There are many options to meet outdoor lighting needs on the smallest of budgets, but make sure the lighting you select meets your specific needs. Some bulbs cost more initially, but last longer and use less electricity. Others are less expensive to operate, but don't always provide enough light. Choosing the correct type of lighting can provide illumination and be energy efficient.
- Solar lighting is one of the most researched lighting technologies. This type of lighting has become common—especially in areas that receive lots of sunlight during the day. Outdoor solar lighting consists of a solar panel, batteries, and a light bulb. Solar panels absorb light during the day and convert the light into electricity stored in batteries. When the user wants to use the light at night, they operate it just like a regular light bulb—making it free to maintain. A disadvantage is that sunlight is not always available to charge lights, so they can dim. They are also typically not as bright as low-voltage electrical lighting.
- Reflector lamps are also known as floodlights and spotlights. This type of incandescent lighting is often preferred because of its ability to disperse and reflect light over large areas. The lighting is also fairly inexpensive. Bulbs generally lasts 2,000 to 3,000 hours and offer an excellent color rendition, which contributes to the lighting's popularity.
Standard Incandescent Bulbs
- Standard incandescent bulbs—also known as “Type A Incandescent Bulbs”—have been the most popular type of lighting in the world since they were invented in 1820. They currently make up 85 percent of the world’s household lighting and are very popular as outdoor and porch lighting. Incandescent bulbs are considered the least energy efficient type of bulbs and only last from 1,000 to 2,500 hours. They are the cheapest type of bulbs to initially purchase.
Low-Pressure Sodium Lighting

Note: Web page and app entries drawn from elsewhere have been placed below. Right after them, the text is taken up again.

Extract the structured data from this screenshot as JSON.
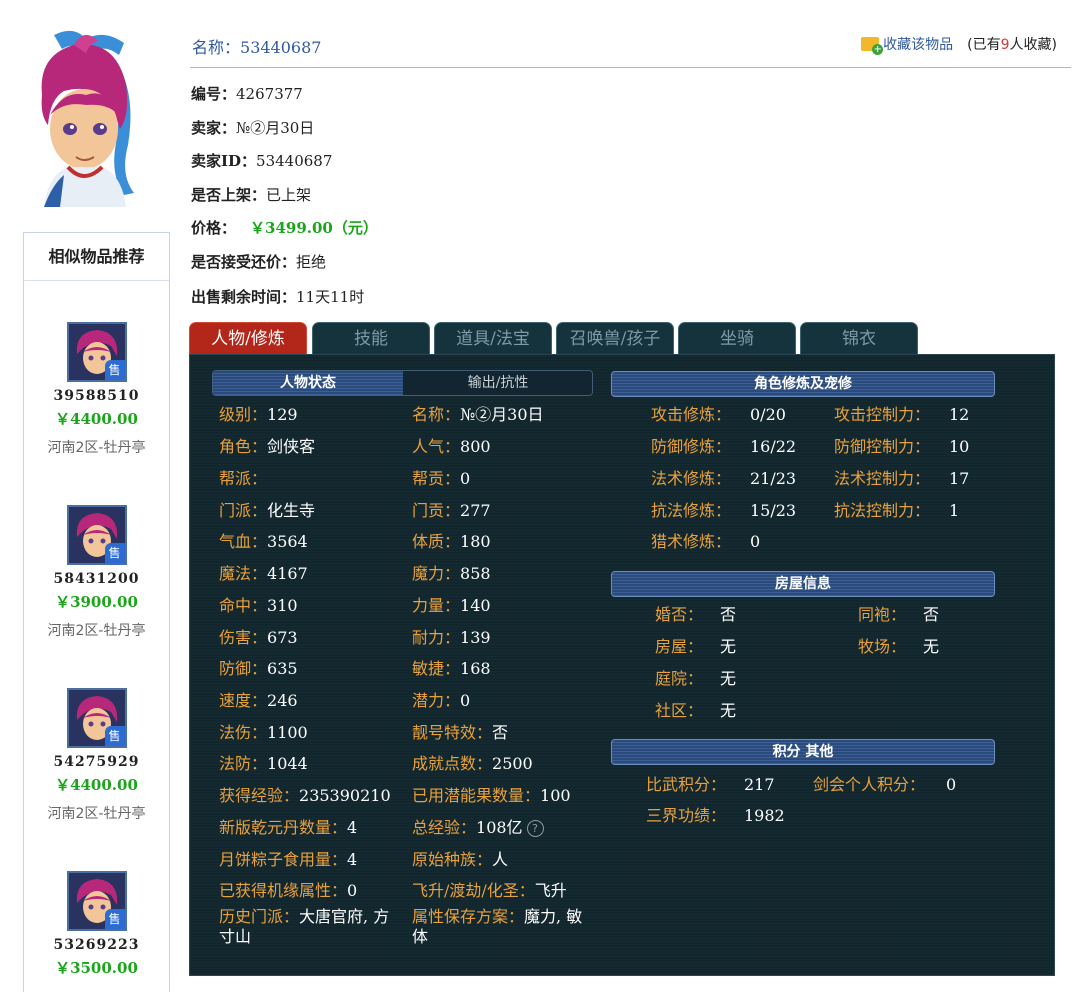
{
  "header": {
    "name_label": "名称：",
    "name_value": "53440687",
    "favorite_link": "收藏该物品",
    "favorite_count_prefix": "(已有",
    "favorite_count": "9",
    "favorite_count_suffix": "人收藏)"
  },
  "info": {
    "id_label": "编号：",
    "id_value": "4267377",
    "seller_label": "卖家：",
    "seller_value": "№②月30日",
    "seller_id_label": "卖家ID：",
    "seller_id_value": "53440687",
    "listed_label": "是否上架：",
    "listed_value": "已上架",
    "price_label": "价格：",
    "price_value": "￥3499.00（元）",
    "counter_label": "是否接受还价：",
    "counter_value": "拒绝",
    "time_label": "出售剩余时间：",
    "time_value": "11天11时"
  },
  "recommend": {
    "title": "相似物品推荐",
    "sell_badge": "售",
    "items": [
      {
        "id": "39588510",
        "price": "￥4400.00",
        "server": "河南2区-牡丹亭"
      },
      {
        "id": "58431200",
        "price": "￥3900.00",
        "server": "河南2区-牡丹亭"
      },
      {
        "id": "54275929",
        "price": "￥4400.00",
        "server": "河南2区-牡丹亭"
      },
      {
        "id": "53269223",
        "price": "￥3500.00",
        "server": ""
      }
    ]
  },
  "tabs": [
    "人物/修炼",
    "技能",
    "道具/法宝",
    "召唤兽/孩子",
    "坐骑",
    "锦衣"
  ],
  "panel": {
    "state_tab_active": "人物状态",
    "state_tab_other": "输出/抗性",
    "cultivation_title": "角色修炼及宠修",
    "house_title": "房屋信息",
    "score_title": "积分 其他",
    "left_stats": [
      {
        "k": "级别：",
        "v": "129"
      },
      {
        "k": "名称：",
        "v": "№②月30日"
      },
      {
        "k": "角色：",
        "v": "剑侠客"
      },
      {
        "k": "人气：",
        "v": "800"
      },
      {
        "k": "帮派：",
        "v": ""
      },
      {
        "k": "帮贡：",
        "v": "0"
      },
      {
        "k": "门派：",
        "v": "化生寺"
      },
      {
        "k": "门贡：",
        "v": "277"
      },
      {
        "k": "气血：",
        "v": "3564"
      },
      {
        "k": "体质：",
        "v": "180"
      },
      {
        "k": "魔法：",
        "v": "4167"
      },
      {
        "k": "魔力：",
        "v": "858"
      },
      {
        "k": "命中：",
        "v": "310"
      },
      {
        "k": "力量：",
        "v": "140"
      },
      {
        "k": "伤害：",
        "v": "673"
      },
      {
        "k": "耐力：",
        "v": "139"
      },
      {
        "k": "防御：",
        "v": "635"
      },
      {
        "k": "敏捷：",
        "v": "168"
      },
      {
        "k": "速度：",
        "v": "246"
      },
      {
        "k": "潜力：",
        "v": "0"
      },
      {
        "k": "法伤：",
        "v": "1100"
      },
      {
        "k": "靓号特效：",
        "v": "否"
      },
      {
        "k": "法防：",
        "v": "1044"
      },
      {
        "k": "成就点数：",
        "v": "2500"
      },
      {
        "k": "获得经验：",
        "v": "235390210"
      },
      {
        "k": "已用潜能果数量：",
        "v": "100"
      },
      {
        "k": "新版乾元丹数量：",
        "v": "4"
      },
      {
        "k": "总经验：",
        "v": "108亿"
      },
      {
        "k": "月饼粽子食用量：",
        "v": "4"
      },
      {
        "k": "原始种族：",
        "v": "人"
      },
      {
        "k": "已获得机缘属性：",
        "v": "0"
      },
      {
        "k": "飞升/渡劫/化圣：",
        "v": "飞升"
      }
    ],
    "history_label": "历史门派：",
    "history_line1": "大唐官府, 方",
    "history_line2": "寸山",
    "attr_label": "属性保存方案：",
    "attr_line1": "魔力, 敏",
    "attr_line2": "体",
    "help_icon": "?",
    "cultivation": [
      {
        "k": "攻击修炼：",
        "v": "0/20",
        "k2": "攻击控制力：",
        "v2": "12"
      },
      {
        "k": "防御修炼：",
        "v": "16/22",
        "k2": "防御控制力：",
        "v2": "10"
      },
      {
        "k": "法术修炼：",
        "v": "21/23",
        "k2": "法术控制力：",
        "v2": "17"
      },
      {
        "k": "抗法修炼：",
        "v": "15/23",
        "k2": "抗法控制力：",
        "v2": "1"
      },
      {
        "k": "猎术修炼：",
        "v": "0",
        "k2": "",
        "v2": ""
      }
    ],
    "house": [
      {
        "k": "婚否：",
        "v": "否",
        "k2": "同袍：",
        "v2": "否"
      },
      {
        "k": "房屋：",
        "v": "无",
        "k2": "牧场：",
        "v2": "无"
      },
      {
        "k": "庭院：",
        "v": "无",
        "k2": "",
        "v2": ""
      },
      {
        "k": "社区：",
        "v": "无",
        "k2": "",
        "v2": ""
      }
    ],
    "score": [
      {
        "k": "比武积分：",
        "v": "217",
        "k2": "剑会个人积分：",
        "v2": "0"
      },
      {
        "k": "三界功绩：",
        "v": "1982",
        "k2": "",
        "v2": ""
      }
    ]
  }
}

- Used for large stadiums, arenas, and highway lighting—low-pressure sodium lighting is one of the cheapest types of lighting to operate due to its energy efficiency. Sodium lighting is 75 to 90 percent more efficient than a standard incandescent bulb; therefore, it utilizes much less electricity. They are generally only used for outdoor lighting that will stay on for several consecutive hours since low-pressure sodium lighting requires around 10 minutes to warm up prior to being able to discharge light.
Compact Fluorescent Bulbs
- An Energy Star-qualified compact fluorescent light bulb uses 75 percent less energy and last about 10 times longer than an incandescent bulb, according to the U.S. Department of Energy. The bulbs are typically more expensive to buy than standard incandescent bulb, but they pay for themselves in about six months.